[Component data from apps and pages]
-- Opening Marker --

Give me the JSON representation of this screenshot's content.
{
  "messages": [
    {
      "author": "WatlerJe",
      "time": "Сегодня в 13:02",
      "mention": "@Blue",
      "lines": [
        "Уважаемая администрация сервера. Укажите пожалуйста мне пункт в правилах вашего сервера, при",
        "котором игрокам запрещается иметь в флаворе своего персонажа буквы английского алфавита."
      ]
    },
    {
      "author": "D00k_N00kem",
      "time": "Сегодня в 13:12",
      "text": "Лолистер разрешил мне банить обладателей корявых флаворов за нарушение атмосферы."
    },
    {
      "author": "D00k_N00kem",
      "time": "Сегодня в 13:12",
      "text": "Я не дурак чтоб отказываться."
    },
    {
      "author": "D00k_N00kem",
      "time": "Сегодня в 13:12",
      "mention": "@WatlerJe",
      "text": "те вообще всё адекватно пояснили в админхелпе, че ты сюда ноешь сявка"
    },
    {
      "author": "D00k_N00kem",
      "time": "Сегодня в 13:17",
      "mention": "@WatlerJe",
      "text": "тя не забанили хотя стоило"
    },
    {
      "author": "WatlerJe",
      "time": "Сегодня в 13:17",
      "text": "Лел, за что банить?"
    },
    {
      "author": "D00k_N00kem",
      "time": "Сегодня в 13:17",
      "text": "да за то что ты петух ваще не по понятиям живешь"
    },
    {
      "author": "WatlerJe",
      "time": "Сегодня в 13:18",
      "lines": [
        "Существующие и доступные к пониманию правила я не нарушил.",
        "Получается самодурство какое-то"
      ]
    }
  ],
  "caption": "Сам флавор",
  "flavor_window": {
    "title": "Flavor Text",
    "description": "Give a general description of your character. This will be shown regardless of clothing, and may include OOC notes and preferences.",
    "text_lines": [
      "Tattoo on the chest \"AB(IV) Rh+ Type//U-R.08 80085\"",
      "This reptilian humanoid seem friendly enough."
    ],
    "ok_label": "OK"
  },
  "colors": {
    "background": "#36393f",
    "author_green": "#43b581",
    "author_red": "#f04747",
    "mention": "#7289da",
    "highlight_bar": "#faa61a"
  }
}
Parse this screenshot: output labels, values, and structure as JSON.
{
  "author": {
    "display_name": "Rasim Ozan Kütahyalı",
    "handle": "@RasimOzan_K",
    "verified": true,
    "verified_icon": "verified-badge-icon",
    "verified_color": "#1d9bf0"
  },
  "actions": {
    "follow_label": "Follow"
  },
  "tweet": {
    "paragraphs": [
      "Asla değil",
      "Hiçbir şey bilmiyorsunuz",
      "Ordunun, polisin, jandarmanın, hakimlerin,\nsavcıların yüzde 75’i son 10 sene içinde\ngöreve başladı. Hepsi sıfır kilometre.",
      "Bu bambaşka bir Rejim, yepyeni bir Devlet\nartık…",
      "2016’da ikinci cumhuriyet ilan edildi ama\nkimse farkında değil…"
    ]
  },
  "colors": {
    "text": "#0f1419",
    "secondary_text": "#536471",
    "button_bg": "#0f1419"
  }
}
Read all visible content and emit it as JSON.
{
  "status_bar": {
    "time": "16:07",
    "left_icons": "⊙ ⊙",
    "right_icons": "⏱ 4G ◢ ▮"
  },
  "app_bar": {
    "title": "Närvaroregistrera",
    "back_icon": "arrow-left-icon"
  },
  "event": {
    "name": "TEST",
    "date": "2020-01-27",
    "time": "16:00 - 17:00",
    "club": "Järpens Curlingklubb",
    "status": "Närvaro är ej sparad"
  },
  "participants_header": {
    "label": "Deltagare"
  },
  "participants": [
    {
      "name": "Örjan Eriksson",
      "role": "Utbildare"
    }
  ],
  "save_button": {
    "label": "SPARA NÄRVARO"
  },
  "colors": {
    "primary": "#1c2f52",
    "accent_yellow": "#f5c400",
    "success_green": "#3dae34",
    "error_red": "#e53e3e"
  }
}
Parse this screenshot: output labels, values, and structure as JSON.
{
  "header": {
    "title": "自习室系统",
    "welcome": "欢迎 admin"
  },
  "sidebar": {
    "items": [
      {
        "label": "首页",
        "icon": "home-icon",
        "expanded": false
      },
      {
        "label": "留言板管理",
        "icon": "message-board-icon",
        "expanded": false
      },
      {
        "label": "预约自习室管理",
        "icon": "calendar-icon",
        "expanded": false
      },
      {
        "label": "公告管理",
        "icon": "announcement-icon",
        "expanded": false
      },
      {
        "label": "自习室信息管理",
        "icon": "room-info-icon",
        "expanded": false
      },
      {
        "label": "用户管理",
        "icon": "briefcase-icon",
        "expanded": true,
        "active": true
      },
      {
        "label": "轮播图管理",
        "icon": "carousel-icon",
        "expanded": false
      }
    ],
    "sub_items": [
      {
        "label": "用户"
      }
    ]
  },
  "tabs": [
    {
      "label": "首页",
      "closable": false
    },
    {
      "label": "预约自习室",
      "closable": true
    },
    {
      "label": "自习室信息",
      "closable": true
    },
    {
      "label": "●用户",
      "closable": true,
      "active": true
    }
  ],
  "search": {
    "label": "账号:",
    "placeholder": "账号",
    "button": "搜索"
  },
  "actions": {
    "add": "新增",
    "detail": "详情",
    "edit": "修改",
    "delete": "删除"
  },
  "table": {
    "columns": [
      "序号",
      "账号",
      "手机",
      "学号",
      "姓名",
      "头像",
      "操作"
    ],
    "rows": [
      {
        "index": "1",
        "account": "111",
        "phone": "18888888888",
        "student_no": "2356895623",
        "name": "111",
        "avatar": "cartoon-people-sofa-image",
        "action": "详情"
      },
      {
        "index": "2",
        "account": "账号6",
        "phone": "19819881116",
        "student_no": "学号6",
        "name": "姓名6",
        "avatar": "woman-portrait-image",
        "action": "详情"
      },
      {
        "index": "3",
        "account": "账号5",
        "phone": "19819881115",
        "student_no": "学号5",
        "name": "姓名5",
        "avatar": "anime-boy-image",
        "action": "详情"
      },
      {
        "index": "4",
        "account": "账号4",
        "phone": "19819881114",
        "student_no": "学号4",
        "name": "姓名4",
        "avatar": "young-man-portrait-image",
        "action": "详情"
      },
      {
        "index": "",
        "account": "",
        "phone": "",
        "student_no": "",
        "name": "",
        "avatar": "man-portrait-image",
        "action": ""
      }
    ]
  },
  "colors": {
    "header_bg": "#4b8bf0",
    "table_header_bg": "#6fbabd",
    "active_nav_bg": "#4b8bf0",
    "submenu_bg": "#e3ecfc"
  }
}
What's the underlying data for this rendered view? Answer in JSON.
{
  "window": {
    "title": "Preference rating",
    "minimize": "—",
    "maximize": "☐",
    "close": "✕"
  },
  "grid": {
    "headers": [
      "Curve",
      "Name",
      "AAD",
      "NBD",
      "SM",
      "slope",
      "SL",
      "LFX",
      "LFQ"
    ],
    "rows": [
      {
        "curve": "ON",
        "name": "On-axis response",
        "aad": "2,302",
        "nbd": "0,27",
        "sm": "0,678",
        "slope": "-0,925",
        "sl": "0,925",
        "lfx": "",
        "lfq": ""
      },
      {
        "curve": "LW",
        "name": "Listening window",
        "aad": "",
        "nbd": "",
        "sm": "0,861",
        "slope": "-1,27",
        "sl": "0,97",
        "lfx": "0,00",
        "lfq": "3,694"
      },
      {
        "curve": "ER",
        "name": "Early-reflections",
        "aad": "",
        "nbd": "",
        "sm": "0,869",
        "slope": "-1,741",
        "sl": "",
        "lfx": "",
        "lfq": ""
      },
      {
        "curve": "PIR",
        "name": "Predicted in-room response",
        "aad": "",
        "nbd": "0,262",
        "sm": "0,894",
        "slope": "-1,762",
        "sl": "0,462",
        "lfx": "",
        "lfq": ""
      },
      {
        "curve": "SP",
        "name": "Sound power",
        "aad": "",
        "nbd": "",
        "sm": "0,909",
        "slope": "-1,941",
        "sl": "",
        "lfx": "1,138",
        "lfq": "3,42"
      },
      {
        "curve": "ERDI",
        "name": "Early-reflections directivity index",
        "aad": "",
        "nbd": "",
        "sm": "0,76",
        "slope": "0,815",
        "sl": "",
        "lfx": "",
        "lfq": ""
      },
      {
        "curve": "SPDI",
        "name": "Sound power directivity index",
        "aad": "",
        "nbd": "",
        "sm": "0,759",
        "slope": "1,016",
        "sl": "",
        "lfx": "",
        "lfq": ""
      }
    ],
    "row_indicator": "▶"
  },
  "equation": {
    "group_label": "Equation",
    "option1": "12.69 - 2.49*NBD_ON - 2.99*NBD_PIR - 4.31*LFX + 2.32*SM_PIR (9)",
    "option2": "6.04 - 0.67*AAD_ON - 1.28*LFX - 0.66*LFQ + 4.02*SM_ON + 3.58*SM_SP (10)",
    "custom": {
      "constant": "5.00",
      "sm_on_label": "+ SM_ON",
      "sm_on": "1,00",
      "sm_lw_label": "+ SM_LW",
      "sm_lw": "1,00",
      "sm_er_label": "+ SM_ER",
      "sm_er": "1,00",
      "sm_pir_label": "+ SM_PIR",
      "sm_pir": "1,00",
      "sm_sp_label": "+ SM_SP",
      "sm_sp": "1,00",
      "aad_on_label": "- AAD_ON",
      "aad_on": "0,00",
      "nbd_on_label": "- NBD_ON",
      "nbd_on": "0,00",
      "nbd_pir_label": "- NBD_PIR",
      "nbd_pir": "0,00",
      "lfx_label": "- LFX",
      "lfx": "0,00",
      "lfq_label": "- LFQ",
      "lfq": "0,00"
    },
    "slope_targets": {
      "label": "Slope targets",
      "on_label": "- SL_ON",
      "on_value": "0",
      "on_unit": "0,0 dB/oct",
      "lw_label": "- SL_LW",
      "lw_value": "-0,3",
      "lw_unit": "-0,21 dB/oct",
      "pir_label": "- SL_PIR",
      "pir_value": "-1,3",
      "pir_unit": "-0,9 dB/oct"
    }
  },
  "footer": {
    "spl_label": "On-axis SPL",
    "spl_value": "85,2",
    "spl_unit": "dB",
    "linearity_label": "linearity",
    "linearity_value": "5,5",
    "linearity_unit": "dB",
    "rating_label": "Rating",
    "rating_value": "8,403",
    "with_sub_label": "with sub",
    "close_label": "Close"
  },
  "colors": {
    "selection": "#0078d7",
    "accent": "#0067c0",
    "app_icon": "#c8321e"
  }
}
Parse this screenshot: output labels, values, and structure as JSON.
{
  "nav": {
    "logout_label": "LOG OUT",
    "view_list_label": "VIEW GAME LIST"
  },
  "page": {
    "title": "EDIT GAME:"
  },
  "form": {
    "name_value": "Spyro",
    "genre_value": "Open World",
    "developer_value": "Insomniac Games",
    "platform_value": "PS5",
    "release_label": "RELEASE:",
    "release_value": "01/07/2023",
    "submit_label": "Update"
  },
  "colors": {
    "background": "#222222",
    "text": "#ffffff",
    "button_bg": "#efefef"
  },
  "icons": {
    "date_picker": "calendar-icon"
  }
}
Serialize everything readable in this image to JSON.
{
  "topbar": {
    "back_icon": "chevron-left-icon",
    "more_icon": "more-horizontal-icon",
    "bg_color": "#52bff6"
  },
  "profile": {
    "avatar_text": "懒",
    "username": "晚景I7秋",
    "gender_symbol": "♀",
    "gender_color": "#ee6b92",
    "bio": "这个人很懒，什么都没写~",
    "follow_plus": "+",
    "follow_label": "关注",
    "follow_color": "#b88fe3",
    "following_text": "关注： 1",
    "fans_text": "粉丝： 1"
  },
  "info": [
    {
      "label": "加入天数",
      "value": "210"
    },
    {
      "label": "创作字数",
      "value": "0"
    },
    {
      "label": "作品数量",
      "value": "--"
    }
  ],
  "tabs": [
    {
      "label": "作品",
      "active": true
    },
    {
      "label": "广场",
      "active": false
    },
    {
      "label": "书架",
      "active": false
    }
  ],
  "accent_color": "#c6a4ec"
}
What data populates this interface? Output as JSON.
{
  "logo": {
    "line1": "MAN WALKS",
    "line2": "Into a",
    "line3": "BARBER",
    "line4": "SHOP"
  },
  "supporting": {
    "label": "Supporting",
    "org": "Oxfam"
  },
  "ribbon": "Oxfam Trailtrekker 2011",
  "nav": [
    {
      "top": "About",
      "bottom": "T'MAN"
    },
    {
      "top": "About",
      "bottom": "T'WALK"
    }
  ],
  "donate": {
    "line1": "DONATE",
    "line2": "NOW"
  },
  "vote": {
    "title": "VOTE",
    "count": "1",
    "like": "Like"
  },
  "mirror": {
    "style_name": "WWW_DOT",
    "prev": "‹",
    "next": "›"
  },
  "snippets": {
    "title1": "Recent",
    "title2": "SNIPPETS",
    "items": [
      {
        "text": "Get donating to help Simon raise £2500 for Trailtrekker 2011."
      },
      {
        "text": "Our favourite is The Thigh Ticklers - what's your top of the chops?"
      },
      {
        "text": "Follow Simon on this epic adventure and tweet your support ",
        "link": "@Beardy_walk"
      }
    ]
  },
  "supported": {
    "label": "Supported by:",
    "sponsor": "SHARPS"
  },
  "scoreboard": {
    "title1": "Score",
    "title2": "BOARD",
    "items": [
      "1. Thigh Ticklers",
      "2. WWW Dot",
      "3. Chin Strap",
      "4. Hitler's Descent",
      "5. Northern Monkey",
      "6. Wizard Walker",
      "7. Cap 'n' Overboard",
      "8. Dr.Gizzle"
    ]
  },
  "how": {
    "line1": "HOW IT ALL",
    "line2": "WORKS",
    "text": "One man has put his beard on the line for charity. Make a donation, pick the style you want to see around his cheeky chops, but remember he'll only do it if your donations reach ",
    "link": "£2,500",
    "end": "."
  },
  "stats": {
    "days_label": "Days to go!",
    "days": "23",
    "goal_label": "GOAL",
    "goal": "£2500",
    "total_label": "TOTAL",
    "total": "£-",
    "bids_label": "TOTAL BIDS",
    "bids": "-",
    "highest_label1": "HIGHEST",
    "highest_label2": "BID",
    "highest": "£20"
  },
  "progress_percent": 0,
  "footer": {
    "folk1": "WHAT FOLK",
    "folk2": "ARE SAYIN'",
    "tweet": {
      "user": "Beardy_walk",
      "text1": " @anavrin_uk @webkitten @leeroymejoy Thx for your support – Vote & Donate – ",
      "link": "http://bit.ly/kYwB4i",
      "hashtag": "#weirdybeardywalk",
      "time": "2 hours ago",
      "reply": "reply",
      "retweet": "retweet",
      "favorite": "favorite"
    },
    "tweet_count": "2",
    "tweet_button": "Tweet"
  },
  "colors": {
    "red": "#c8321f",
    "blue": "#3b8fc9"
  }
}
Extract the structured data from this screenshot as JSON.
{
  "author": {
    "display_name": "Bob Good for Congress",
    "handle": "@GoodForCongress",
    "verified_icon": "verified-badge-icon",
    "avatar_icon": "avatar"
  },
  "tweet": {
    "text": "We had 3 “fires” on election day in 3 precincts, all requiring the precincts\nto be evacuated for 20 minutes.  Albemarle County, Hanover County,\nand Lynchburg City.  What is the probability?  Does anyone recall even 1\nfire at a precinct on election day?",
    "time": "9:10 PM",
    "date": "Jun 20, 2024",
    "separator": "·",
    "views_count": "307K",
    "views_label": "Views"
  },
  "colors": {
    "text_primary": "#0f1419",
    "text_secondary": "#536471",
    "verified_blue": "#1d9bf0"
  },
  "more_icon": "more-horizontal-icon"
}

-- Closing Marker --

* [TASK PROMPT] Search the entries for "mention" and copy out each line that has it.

* [WRITTEN REPLY]
      "mention": "@Blue",
      "mention": "@WatlerJe",
      "mention": "@WatlerJe",
    "mention": "#7289da",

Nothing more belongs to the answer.